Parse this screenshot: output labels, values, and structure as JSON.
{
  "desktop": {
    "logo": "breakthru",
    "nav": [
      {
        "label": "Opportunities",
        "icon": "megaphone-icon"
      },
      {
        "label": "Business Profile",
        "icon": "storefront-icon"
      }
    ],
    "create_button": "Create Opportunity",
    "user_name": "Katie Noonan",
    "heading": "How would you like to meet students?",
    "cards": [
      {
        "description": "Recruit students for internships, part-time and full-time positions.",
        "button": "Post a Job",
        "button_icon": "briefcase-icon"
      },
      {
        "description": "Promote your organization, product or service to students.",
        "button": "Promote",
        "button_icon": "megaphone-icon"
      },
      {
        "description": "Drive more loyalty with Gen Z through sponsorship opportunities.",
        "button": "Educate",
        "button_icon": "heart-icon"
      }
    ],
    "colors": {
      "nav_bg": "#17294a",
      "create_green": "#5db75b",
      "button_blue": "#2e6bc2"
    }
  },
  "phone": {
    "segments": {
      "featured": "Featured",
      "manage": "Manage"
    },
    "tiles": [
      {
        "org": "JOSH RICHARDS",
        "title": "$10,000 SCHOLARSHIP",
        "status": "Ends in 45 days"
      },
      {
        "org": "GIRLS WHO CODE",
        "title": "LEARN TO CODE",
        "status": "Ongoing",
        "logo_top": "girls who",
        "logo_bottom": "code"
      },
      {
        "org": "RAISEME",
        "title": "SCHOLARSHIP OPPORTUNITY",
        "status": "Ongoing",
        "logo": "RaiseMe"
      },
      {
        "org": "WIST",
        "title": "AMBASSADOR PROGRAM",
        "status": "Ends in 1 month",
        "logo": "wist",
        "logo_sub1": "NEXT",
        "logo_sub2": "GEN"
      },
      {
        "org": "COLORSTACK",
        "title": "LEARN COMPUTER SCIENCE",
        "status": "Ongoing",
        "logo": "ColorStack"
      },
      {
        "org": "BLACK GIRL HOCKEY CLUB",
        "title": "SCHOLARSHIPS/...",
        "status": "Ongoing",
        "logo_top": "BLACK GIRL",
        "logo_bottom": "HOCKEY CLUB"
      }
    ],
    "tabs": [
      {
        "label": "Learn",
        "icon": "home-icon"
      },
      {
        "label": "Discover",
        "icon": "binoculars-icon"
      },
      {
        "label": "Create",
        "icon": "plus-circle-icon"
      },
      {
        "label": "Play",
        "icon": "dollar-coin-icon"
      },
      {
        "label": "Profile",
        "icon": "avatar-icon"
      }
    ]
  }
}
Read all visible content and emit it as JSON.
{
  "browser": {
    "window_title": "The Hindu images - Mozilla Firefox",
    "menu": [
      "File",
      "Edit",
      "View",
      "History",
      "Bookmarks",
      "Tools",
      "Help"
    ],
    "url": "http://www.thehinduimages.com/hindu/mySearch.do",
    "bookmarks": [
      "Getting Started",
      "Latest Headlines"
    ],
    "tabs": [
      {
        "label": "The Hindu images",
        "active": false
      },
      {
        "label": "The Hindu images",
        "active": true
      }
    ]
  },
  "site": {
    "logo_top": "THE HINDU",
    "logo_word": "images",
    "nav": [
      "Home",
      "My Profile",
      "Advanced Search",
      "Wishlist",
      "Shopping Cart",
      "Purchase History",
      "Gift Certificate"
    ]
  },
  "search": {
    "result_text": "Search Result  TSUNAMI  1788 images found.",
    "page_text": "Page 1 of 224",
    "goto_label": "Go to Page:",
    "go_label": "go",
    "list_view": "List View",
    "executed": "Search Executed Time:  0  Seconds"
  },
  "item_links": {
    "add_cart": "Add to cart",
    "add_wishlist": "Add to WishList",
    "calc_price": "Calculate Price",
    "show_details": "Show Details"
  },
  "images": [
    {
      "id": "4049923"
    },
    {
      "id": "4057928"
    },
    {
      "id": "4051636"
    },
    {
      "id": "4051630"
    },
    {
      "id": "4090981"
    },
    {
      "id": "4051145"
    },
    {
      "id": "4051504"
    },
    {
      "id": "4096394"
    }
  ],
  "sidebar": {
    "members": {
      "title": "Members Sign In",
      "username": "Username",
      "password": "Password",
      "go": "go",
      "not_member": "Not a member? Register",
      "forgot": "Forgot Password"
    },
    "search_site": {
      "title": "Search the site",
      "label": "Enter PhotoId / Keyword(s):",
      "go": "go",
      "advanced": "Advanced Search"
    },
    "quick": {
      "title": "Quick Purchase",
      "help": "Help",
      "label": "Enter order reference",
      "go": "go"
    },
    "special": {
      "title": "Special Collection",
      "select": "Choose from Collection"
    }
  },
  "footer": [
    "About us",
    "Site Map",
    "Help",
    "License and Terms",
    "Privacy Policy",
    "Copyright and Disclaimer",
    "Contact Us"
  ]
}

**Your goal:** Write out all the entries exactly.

**Solution for this exercise:**
Parse this screenshot: output labels, values, and structure as JSON.
{
  "desktop": {
    "logo": "breakthru",
    "nav": [
      {
        "label": "Opportunities",
        "icon": "megaphone-icon"
      },
      {
        "label": "Business Profile",
        "icon": "storefront-icon"
      }
    ],
    "create_button": "Create Opportunity",
    "user_name": "Katie Noonan",
    "heading": "How would you like to meet students?",
    "cards": [
      {
        "description": "Recruit students for internships, part-time and full-time positions.",
        "button": "Post a Job",
        "button_icon": "briefcase-icon"
      },
      {
        "description": "Promote your organization, product or service to students.",
        "button": "Promote",
        "button_icon": "megaphone-icon"
      },
      {
        "description": "Drive more loyalty with Gen Z through sponsorship opportunities.",
        "button": "Educate",
        "button_icon": "heart-icon"
      }
    ],
    "colors": {
      "nav_bg": "#17294a",
      "create_green": "#5db75b",
      "button_blue": "#2e6bc2"
    }
  },
  "phone": {
    "segments": {
      "featured": "Featured",
      "manage": "Manage"
    },
    "tiles": [
      {
        "org": "JOSH RICHARDS",
        "title": "$10,000 SCHOLARSHIP",
        "status": "Ends in 45 days"
      },
      {
        "org": "GIRLS WHO CODE",
        "title": "LEARN TO CODE",
        "status": "Ongoing",
        "logo_top": "girls who",
        "logo_bottom": "code"
      },
      {
        "org": "RAISEME",
        "title": "SCHOLARSHIP OPPORTUNITY",
        "status": "Ongoing",
        "logo": "RaiseMe"
      },
      {
        "org": "WIST",
        "title": "AMBASSADOR PROGRAM",
        "status": "Ends in 1 month",
        "logo": "wist",
        "logo_sub1": "NEXT",
        "logo_sub2": "GEN"
      },
      {
        "org": "COLORSTACK",
        "title": "LEARN COMPUTER SCIENCE",
        "status": "Ongoing",
        "logo": "ColorStack"
      },
      {
        "org": "BLACK GIRL HOCKEY CLUB",
        "title": "SCHOLARSHIPS/...",
        "status": "Ongoing",
        "logo_top": "BLACK GIRL",
        "logo_bottom": "HOCKEY CLUB"
      }
    ],
    "tabs": [
      {
        "label": "Learn",
        "icon": "home-icon"
      },
      {
        "label": "Discover",
        "icon": "binoculars-icon"
      },
      {
        "label": "Create",
        "icon": "plus-circle-icon"
      },
      {
        "label": "Play",
        "icon": "dollar-coin-icon"
      },
      {
        "label": "Profile",
        "icon": "avatar-icon"
      }
    ]
  }
}
Read all visible content and emit it as JSON.
{
  "browser": {
    "window_title": "The Hindu images - Mozilla Firefox",
    "menu": [
      "File",
      "Edit",
      "View",
      "History",
      "Bookmarks",
      "Tools",
      "Help"
    ],
    "url": "http://www.thehinduimages.com/hindu/mySearch.do",
    "bookmarks": [
      "Getting Started",
      "Latest Headlines"
    ],
    "tabs": [
      {
        "label": "The Hindu images",
        "active": false
      },
      {
        "label": "The Hindu images",
        "active": true
      }
    ]
  },
  "site": {
    "logo_top": "THE HINDU",
    "logo_word": "images",
    "nav": [
      "Home",
      "My Profile",
      "Advanced Search",
      "Wishlist",
      "Shopping Cart",
      "Purchase History",
      "Gift Certificate"
    ]
  },
  "search": {
    "result_text": "Search Result  TSUNAMI  1788 images found.",
    "page_text": "Page 1 of 224",
    "goto_label": "Go to Page:",
    "go_label": "go",
    "list_view": "List View",
    "executed": "Search Executed Time:  0  Seconds"
  },
  "item_links": {
    "add_cart": "Add to cart",
    "add_wishlist": "Add to WishList",
    "calc_price": "Calculate Price",
    "show_details": "Show Details"
  },
  "images": [
    {
      "id": "4049923"
    },
    {
      "id": "4057928"
    },
    {
      "id": "4051636"
    },
    {
      "id": "4051630"
    },
    {
      "id": "4090981"
    },
    {
      "id": "4051145"
    },
    {
      "id": "4051504"
    },
    {
      "id": "4096394"
    }
  ],
  "sidebar": {
    "members": {
      "title": "Members Sign In",
      "username": "Username",
      "password": "Password",
      "go": "go",
      "not_member": "Not a member? Register",
      "forgot": "Forgot Password"
    },
    "search_site": {
      "title": "Search the site",
      "label": "Enter PhotoId / Keyword(s):",
      "go": "go",
      "advanced": "Advanced Search"
    },
    "quick": {
      "title": "Quick Purchase",
      "help": "Help",
      "label": "Enter order reference",
      "go": "go"
    },
    "special": {
      "title": "Special Collection",
      "select": "Choose from Collection"
    }
  },
  "footer": [
    "About us",
    "Site Map",
    "Help",
    "License and Terms",
    "Privacy Policy",
    "Copyright and Disclaimer",
    "Contact Us"
  ]
}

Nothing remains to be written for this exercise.